[WHAT THE TASK ASKS]:
Which lines of the entries hold the string "Партнерская"? Copy each one.

[DATA SHOWN]:
<<<<

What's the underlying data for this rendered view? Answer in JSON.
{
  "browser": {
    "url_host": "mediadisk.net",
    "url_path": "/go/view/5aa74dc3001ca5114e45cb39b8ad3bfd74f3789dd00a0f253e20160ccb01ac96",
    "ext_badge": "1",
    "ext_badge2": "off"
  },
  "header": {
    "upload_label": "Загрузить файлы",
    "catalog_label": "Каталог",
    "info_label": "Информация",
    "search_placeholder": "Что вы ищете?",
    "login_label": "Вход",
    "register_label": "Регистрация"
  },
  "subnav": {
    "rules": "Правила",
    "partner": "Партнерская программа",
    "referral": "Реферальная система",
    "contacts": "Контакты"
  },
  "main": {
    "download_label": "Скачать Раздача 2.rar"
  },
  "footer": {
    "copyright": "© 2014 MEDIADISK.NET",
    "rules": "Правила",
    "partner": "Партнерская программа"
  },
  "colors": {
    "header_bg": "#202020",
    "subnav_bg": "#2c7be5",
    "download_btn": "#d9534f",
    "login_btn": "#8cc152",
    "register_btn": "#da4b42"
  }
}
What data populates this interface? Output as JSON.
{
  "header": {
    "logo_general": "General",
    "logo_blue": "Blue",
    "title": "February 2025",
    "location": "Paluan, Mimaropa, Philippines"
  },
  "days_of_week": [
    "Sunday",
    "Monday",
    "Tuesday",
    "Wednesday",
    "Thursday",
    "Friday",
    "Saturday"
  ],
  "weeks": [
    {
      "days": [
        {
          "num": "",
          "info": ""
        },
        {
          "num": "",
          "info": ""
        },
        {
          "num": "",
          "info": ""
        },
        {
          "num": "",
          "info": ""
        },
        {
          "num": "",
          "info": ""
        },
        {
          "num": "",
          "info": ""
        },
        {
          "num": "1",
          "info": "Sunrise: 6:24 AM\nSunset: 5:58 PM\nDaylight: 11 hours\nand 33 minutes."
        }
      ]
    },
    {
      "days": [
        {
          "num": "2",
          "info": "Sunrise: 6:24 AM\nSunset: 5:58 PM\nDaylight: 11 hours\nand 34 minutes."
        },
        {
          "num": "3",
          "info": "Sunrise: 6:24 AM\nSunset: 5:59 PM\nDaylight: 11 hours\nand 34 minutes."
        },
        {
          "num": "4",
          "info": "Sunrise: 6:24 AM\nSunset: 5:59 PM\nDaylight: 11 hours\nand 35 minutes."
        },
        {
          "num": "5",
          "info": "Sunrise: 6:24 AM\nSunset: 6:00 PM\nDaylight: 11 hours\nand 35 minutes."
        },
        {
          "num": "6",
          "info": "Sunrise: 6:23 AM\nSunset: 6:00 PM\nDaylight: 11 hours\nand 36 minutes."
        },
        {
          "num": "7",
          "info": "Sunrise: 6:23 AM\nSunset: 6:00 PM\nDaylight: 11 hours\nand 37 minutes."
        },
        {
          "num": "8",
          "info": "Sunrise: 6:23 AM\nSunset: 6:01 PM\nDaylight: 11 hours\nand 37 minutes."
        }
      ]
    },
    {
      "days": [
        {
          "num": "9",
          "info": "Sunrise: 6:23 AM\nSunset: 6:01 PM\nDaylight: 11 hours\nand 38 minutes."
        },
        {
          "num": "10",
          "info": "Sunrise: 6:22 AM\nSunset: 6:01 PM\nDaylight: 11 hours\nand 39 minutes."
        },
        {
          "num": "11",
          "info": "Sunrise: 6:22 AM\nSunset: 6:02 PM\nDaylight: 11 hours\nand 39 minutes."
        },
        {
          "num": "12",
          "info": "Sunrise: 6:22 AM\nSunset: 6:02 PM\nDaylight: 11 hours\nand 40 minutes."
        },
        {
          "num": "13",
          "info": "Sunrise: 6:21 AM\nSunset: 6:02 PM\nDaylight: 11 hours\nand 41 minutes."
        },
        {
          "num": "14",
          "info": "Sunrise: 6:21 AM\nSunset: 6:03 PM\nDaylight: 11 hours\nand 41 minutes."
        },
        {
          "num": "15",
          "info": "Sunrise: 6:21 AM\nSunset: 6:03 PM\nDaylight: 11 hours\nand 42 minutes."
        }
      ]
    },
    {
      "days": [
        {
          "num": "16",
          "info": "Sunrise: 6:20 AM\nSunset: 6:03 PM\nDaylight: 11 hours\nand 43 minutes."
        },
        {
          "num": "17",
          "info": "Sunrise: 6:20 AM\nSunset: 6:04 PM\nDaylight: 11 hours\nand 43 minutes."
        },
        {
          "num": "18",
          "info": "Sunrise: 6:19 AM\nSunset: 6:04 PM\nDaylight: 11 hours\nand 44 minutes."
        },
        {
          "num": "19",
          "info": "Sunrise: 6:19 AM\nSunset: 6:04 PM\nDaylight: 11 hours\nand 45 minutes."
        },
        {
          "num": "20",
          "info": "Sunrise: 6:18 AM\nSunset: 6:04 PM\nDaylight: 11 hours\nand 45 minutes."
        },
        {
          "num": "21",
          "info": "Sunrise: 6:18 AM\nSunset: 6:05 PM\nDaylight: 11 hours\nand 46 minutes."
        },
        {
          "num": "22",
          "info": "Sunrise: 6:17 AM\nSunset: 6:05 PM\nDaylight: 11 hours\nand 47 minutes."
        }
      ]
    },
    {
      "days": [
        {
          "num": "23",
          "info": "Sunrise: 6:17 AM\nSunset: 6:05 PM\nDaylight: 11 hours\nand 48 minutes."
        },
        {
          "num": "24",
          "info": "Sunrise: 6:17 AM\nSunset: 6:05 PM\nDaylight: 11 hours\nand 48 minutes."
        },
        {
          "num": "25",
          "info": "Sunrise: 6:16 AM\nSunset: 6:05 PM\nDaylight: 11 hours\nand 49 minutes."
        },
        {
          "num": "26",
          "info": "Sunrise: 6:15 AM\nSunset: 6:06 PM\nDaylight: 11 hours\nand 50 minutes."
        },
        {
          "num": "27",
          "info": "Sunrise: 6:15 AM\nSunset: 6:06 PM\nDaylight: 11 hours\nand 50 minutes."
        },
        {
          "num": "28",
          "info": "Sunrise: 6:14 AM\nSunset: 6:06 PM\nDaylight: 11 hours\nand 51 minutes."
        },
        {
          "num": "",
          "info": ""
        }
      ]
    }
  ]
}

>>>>

[SOLUTION TO THIS PROBLEM]:
    "partner": "Партнерская программа",
    "partner": "Партнерская программа"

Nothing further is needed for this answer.